After all, it’s every man for himself, these days.
But, you may ask, if things are so bleak, what about a contemporary revolution? I think I covered this point in a previous commentary. Bottom line is, don’t expect one while NFL Prime Ticket is on Sunday afternoon. A revolution would require a visionary leader, committed to the cause, and a sufficiently dedicated core of followers numerous enough to make a difference and willing to pay the requisite cost in blood. Not when the game’s on, I can tell you.
So, the naïve, gullible, and eternally optimistic patiently wait for the man on the white horse. They recount Reaganesque tales of glory of the giddy 1980s when the shining city on the hill was a tangible entity, with definable features. They wax nostalgic for a time when wages were high, taxes were low, and conservatism was the standard bearer for individual human dignity and defined by opportunity for all – big and small alike. They revel in the memory of a leader who not only loved the country, but valued it, and realized a strong nation was an absolute moral imperative in a world consumed by darkness and evil. Contrast that with the globalist paradigm in Washington today.
But don’t expect that conservative leader to appear. If the man on a white horse does come riding over the seven hills to the rescue, he is more likely to be Napoleon Bonaparte than Ronald Reagan. More Judas Iscariot than Pontius Pilate. And we’ll probably be so fed up by that time, that we’ll be willing to make a deal with the devil if it comes to that.
It’s what we’re used to, after all. And it’s what we deserve.
As a postscript, I could not help but inquire about the Medal of Honor recommendation for Lance Cpl. Donald Hogan, USMC. According to the few remaining contacts I have at Camp Pendleton, Cpl. Hogan was not recommended for the Medal of Honor as of Labor Day 2009. He still has not.
- “And I looked, and behold, a white horse.

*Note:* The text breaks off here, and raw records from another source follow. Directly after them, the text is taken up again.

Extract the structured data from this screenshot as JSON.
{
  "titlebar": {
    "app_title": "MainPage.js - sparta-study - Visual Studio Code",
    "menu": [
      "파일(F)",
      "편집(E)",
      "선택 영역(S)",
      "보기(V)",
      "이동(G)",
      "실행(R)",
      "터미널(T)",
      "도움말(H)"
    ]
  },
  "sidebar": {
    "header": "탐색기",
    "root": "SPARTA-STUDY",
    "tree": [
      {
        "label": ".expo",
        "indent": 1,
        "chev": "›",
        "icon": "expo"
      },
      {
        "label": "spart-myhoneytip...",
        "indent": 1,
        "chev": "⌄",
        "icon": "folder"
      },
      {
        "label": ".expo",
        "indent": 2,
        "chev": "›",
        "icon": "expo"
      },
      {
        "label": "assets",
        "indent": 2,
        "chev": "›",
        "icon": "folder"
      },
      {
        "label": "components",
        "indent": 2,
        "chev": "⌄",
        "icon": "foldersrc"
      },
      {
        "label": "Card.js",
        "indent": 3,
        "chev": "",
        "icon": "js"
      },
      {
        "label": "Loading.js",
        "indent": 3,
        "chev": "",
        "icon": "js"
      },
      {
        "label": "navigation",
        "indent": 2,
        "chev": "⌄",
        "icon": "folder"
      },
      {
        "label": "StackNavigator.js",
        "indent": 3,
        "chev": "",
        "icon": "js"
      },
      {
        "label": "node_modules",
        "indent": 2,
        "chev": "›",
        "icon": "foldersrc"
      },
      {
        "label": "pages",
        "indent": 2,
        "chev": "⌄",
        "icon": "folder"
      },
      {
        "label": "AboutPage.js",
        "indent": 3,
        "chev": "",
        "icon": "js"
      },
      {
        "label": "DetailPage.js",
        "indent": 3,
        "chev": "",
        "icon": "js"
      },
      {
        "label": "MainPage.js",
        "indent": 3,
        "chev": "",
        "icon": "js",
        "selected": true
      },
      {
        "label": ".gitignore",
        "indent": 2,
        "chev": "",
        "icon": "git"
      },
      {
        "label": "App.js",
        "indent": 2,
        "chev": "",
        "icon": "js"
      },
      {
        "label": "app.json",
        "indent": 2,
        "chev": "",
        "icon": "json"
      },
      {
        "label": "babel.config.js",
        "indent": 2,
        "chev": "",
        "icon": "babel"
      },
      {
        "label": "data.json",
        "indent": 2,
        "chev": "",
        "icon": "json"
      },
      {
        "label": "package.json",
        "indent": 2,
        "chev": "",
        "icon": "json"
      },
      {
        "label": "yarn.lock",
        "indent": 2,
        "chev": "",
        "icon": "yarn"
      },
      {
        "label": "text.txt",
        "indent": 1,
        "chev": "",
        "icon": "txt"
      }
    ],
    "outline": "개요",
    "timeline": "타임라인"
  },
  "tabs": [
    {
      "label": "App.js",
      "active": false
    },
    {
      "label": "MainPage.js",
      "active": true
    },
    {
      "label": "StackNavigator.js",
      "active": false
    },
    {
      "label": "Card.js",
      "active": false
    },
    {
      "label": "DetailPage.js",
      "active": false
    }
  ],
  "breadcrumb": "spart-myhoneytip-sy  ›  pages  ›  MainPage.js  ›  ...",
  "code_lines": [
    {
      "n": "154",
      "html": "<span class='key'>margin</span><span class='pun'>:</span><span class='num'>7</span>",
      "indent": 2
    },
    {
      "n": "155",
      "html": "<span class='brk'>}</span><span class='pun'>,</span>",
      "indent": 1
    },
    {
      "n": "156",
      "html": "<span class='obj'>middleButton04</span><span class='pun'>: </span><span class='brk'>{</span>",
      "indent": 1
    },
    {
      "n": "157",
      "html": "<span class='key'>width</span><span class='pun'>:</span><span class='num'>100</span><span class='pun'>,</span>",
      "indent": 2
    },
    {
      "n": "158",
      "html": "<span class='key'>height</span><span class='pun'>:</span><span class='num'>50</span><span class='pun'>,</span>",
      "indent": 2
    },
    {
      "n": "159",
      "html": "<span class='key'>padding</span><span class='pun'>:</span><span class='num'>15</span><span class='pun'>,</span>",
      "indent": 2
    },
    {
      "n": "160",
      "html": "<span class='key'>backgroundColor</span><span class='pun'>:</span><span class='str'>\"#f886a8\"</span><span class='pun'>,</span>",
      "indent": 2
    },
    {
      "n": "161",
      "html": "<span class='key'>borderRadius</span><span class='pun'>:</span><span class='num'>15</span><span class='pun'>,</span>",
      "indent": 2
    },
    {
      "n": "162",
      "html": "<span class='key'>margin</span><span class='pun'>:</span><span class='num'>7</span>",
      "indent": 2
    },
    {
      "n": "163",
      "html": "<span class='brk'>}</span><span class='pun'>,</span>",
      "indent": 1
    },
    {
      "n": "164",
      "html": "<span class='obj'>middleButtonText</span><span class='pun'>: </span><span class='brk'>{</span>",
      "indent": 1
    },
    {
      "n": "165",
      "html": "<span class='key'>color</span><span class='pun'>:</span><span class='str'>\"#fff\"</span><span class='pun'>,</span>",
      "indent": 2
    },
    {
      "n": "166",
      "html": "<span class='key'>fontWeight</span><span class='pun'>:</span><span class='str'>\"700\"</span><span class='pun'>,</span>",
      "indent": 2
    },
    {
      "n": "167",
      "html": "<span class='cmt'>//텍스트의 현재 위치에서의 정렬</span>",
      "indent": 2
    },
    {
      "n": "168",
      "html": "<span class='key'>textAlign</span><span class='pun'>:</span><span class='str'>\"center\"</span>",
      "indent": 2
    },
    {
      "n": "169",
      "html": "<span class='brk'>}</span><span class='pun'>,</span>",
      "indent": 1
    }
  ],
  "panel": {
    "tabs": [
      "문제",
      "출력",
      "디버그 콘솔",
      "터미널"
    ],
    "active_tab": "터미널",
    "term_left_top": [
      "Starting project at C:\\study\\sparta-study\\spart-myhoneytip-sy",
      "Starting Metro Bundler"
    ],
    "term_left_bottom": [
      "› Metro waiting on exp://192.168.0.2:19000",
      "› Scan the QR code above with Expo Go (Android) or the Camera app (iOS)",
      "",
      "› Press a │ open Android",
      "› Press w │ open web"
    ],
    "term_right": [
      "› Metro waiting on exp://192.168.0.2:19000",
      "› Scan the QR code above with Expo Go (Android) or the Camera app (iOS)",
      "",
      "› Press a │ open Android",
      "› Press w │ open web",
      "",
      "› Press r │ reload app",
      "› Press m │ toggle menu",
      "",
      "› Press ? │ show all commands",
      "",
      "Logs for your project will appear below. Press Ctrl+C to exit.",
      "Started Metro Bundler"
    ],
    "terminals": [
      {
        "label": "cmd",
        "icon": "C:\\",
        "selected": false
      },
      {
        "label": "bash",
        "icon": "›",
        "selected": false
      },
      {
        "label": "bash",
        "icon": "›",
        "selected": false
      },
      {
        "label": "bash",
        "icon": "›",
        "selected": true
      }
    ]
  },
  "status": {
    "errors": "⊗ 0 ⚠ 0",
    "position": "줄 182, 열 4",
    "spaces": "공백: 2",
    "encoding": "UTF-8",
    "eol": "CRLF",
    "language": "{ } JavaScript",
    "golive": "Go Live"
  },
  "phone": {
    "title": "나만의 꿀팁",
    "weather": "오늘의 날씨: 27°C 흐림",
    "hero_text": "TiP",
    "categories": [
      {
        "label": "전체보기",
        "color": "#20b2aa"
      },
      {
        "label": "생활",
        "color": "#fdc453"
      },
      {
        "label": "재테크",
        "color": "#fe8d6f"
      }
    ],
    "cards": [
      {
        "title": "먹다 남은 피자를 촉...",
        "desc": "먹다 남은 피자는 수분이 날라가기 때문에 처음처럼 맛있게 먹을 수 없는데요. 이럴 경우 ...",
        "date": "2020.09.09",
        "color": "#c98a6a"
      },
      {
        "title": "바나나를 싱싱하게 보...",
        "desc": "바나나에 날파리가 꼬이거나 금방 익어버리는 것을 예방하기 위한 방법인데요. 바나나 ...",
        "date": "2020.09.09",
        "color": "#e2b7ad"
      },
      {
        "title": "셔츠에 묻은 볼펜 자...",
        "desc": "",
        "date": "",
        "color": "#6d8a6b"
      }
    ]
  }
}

He who sat on it had a bow; a crown was given to him, and he went out conquering and to conquer.” – Revelation 6:2.